But all the training strategies out there often conflict with each other, and honestly it’s a ton of theory.

But then Crossfit came along and went against most of it. But it was working. It was making people stronger, faster, have more endurance and building them more muscle.

After two decades of sports like soccer, football and mixed martial arts, I was entering the recreational sport zone — the zone when you are a little too old to compete in most sports at any significant level, but young enough to give it a go recreationally. But I desperately wanted to compete. And I wanted to do it at a level that wasn’t just for fun. I still wanted to be great at something.

So I had to try it.

So on November 15, 2015 I joined…

And what happened?

Well, right off the bat, I was sore as “F — ”. Yep, just like every other new stress you out your body through, you get sore when you start Crossfit. But what I noticed immediately, was that I was a lot weaker — in all athletic areas — than I thought I was.

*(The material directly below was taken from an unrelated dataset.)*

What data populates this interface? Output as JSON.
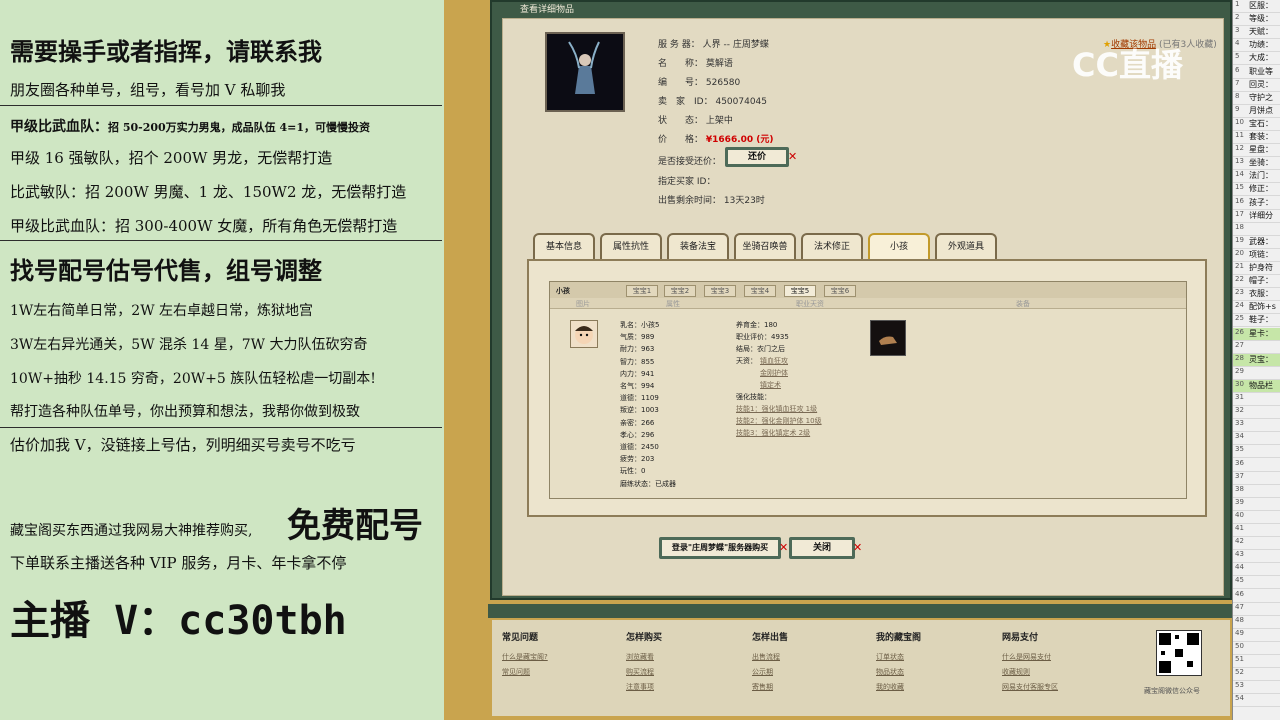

Prior to Crossfit my best lifts at around 160–165 pounds were:

  • Back Squat = 295
  • Front Squat = 235
  • Power Clean = 205
  • Push Press = 175
  • Bench Press = 235
  • Hang Snatch = 115

I knew these weren’t real feats of strength but I thought it was decent. That is until I got schooled by everyone at Crossfit Syracuse.

Side note: anyone who knocks on Crossfitter’s for not knowing proper Olympic lifting technique, should probably go try a class or two before they wave their finger. Sure there are a few bad eggs, but every Crossfit gym I’ve been to has some solid Oly training advice.

Anyways, after a few months I really started to see where my strengths and my weaknesses were.

Strengths = quick athletic movements like burped, box jumps, sprinting, and pulling movements like cleans and deadlifts.

Weaknesses = anything overhead, butterfly pull-ups and long engine work.

I had my work cut out for me…

But from time I had joined, I had my mind set on one goal: make the 2017 Northeast Regionals. Oh, did I forget to mention that?

For those of you that know the sport of Crossfit, you know how large and grueling of a goal that is — especially for someone who just started Crossfit a year ago.

But this year has been good to me. With the exception of some days of sore shoulders and a bout of tendonitis, I have trained injury free. I have significantly improved my athletic ability. And I am putting up scores that are rivaling some top competitors in the area.

As of December 15th, here are my latest PR’s (personal records):

Back Squat = 355

Front Squat = 300

Clean = 285

Snatch = 205

So how did I do it?

I was smart.

I rested when I needed to rest. I worked on preserving my soft tissue integrity with massage, foam rolling and even some Graston when things got really irritated.

When I began to improve, I hired a coach to work on my weaknesses. He focused on getting me ready for the Crossfit Open (which starts in mid February), so this means lots of endurance and “engine” work. Lots of reps, lots of rounds, lots of pain.

But in the competitive mind of an athlete, it will all be worth it.

So what does Crossfit do to a 32 year old man? If you’re smart, it will build you into a champion…

I would love to hear your story about how you started in crossfit. Leave it below, or tweet me.